SOURCE MATERIAL: Begin

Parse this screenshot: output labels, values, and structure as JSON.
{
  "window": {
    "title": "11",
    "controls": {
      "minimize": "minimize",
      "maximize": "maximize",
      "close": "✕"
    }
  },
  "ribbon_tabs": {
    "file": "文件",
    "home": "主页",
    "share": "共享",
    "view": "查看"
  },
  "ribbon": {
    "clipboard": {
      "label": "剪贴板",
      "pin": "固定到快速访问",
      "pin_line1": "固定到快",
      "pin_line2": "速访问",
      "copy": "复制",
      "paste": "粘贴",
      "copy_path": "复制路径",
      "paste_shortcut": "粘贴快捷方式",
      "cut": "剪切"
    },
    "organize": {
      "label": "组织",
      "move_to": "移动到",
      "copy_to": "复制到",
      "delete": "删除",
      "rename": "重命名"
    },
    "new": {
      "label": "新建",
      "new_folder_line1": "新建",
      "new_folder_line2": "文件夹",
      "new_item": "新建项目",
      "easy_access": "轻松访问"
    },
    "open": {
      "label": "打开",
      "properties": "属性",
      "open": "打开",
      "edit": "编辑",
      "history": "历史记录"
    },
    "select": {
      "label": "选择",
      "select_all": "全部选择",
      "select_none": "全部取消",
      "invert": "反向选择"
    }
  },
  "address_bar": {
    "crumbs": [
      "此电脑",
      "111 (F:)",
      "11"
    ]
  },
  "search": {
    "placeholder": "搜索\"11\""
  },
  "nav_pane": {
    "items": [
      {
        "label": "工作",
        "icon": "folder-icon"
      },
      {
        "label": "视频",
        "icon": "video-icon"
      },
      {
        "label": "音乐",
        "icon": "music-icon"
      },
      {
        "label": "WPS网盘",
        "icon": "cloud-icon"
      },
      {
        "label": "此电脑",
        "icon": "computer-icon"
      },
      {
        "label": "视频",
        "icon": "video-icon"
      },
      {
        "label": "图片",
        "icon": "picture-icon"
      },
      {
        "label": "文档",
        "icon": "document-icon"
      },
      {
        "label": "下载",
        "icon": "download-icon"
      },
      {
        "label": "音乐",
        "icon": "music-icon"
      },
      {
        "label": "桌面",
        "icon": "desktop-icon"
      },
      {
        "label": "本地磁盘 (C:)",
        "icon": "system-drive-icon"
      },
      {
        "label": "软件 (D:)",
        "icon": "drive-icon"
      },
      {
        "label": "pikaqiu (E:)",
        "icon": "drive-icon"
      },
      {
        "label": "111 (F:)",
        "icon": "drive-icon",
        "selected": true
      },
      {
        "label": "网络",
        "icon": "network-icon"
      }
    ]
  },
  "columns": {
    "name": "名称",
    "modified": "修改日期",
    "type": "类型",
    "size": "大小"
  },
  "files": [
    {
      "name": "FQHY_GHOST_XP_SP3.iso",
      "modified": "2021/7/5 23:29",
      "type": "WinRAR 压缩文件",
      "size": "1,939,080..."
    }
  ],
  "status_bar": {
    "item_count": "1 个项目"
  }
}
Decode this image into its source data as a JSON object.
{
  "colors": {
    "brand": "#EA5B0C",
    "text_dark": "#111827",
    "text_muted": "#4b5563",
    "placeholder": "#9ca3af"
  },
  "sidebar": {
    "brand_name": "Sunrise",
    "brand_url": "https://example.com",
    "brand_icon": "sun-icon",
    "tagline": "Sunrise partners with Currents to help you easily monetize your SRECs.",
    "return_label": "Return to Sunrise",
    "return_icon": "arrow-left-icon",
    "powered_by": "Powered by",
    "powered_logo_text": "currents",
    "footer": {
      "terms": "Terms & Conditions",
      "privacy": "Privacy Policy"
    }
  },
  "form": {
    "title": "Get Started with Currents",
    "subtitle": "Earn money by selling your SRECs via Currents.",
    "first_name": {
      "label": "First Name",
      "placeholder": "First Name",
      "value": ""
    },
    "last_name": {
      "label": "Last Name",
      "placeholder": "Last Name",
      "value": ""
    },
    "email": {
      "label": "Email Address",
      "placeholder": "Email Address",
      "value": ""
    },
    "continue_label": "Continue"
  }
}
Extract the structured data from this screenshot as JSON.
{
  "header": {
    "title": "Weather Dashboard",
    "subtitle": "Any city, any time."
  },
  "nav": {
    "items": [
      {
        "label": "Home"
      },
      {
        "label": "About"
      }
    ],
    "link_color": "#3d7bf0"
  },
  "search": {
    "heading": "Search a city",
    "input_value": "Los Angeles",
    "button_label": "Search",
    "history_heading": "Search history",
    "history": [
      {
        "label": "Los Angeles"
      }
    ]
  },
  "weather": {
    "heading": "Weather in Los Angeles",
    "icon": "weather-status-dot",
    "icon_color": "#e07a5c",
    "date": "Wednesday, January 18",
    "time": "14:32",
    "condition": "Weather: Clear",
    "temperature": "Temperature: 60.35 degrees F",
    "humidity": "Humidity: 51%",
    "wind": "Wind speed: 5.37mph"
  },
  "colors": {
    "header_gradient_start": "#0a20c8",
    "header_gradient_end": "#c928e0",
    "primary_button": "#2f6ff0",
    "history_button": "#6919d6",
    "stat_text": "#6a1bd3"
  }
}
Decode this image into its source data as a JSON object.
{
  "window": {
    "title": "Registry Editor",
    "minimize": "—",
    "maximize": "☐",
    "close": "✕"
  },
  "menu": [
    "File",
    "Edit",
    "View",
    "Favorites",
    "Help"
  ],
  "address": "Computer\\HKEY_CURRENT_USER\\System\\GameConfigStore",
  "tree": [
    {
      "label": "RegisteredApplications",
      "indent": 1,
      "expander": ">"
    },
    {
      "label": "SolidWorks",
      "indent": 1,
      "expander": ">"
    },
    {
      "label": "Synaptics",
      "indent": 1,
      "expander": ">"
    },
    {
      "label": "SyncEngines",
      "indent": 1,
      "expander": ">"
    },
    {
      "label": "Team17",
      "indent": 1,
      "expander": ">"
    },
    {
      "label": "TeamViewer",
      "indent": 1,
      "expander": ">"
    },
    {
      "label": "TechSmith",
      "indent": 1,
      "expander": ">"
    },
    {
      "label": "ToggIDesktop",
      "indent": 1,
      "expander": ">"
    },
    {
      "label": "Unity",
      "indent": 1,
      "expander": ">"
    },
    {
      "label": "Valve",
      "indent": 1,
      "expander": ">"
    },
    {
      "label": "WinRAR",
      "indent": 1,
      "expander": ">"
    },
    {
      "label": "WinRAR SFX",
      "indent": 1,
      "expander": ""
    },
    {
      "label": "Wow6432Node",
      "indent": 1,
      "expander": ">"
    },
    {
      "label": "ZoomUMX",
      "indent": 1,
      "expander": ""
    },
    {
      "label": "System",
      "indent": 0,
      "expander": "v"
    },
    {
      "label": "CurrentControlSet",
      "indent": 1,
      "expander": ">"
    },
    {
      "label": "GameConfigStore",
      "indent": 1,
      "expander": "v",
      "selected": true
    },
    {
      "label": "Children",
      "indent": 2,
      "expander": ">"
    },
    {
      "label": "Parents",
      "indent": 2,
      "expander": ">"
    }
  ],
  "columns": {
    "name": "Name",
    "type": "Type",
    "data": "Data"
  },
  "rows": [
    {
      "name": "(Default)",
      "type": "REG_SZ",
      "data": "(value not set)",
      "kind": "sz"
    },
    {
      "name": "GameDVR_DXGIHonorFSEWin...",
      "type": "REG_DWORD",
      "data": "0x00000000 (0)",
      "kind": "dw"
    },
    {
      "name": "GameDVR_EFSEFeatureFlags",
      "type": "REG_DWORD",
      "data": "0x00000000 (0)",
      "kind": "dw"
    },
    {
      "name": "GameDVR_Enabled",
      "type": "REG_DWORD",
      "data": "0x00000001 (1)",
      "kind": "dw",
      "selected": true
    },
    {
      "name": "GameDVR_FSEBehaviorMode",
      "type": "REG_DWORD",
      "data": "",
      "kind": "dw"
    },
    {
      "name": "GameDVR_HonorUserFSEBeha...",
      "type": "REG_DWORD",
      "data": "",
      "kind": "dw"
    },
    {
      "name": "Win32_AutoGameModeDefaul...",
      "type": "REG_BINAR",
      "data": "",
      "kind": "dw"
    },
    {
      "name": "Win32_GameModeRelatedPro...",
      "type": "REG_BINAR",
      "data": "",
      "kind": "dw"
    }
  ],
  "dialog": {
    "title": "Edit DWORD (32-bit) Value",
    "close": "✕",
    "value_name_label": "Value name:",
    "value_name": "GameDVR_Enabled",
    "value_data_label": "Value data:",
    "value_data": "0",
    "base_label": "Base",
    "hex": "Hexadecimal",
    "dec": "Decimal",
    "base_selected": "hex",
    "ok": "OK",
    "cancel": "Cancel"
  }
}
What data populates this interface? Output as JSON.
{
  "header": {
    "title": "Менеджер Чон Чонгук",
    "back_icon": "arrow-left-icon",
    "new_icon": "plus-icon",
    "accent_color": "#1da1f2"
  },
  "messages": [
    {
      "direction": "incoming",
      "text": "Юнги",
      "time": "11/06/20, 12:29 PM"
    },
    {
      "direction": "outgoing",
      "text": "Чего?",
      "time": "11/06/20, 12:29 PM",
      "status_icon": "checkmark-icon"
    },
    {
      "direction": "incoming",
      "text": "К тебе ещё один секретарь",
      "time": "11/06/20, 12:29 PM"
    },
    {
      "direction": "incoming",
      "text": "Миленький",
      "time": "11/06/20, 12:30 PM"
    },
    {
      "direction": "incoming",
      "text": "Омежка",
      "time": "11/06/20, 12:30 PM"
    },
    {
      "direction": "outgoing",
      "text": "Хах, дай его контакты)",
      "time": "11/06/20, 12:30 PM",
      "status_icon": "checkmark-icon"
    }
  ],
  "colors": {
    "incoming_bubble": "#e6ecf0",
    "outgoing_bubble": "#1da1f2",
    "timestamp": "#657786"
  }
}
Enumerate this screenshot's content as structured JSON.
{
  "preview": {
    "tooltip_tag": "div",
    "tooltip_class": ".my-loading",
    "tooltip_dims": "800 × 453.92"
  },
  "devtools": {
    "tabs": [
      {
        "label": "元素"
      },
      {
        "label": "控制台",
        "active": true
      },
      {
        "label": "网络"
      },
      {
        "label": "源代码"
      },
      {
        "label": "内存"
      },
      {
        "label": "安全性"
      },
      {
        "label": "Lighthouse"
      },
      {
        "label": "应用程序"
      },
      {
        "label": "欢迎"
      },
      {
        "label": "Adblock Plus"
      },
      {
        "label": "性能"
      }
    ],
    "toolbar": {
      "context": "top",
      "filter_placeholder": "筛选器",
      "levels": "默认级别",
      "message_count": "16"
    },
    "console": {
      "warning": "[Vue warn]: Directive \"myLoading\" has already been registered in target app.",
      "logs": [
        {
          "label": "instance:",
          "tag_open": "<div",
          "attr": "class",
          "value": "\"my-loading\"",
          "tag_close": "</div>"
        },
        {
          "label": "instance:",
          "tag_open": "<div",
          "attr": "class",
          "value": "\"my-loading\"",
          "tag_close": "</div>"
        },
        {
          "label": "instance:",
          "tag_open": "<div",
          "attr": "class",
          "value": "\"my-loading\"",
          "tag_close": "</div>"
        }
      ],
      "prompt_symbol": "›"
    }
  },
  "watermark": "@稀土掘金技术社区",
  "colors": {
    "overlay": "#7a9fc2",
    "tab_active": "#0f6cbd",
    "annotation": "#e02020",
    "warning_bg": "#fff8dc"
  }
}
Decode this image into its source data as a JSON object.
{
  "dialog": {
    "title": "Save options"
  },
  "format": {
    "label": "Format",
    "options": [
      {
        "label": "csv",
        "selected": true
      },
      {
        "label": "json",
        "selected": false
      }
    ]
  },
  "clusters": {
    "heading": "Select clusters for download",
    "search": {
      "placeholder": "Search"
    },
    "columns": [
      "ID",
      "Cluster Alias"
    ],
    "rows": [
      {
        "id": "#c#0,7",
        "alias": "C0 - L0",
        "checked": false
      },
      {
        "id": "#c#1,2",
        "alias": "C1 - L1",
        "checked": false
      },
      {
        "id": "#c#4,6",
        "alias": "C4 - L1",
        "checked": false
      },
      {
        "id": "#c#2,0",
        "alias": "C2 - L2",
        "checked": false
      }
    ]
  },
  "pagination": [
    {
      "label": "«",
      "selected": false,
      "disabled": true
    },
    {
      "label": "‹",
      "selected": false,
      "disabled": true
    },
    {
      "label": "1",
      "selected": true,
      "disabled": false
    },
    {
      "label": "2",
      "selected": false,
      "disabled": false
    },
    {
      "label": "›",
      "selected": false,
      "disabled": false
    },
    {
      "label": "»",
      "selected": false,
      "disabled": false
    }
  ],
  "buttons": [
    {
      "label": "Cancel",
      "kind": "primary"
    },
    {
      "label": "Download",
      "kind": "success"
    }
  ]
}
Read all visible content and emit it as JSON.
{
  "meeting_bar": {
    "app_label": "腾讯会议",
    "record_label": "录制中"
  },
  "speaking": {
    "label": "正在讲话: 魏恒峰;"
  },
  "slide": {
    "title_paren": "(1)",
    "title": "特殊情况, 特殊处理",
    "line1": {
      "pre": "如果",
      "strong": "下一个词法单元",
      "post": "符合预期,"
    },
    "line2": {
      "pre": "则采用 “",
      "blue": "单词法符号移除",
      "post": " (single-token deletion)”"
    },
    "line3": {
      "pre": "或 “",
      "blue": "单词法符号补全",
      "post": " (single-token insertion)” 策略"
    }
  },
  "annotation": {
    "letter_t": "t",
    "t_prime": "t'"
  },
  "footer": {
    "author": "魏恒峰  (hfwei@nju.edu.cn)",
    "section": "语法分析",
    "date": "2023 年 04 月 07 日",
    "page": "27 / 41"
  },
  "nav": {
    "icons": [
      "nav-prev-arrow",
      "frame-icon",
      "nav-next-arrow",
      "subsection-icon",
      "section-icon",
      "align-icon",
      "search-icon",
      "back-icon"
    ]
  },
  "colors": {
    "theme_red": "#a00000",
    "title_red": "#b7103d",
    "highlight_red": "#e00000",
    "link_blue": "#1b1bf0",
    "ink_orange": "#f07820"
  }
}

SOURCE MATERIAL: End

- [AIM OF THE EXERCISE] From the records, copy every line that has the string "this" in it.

- [WRITTEN RESPONSE]
Parse this screenshot: output labels, values, and structure as JSON.
Decode this image into its source data as a JSON object.
Extract the structured data from this screenshot as JSON.
Decode this image into its source data as a JSON object.
What data populates this interface? Output as JSON.
Enumerate this screenshot's content as structured JSON.
Decode this image into its source data as a JSON object.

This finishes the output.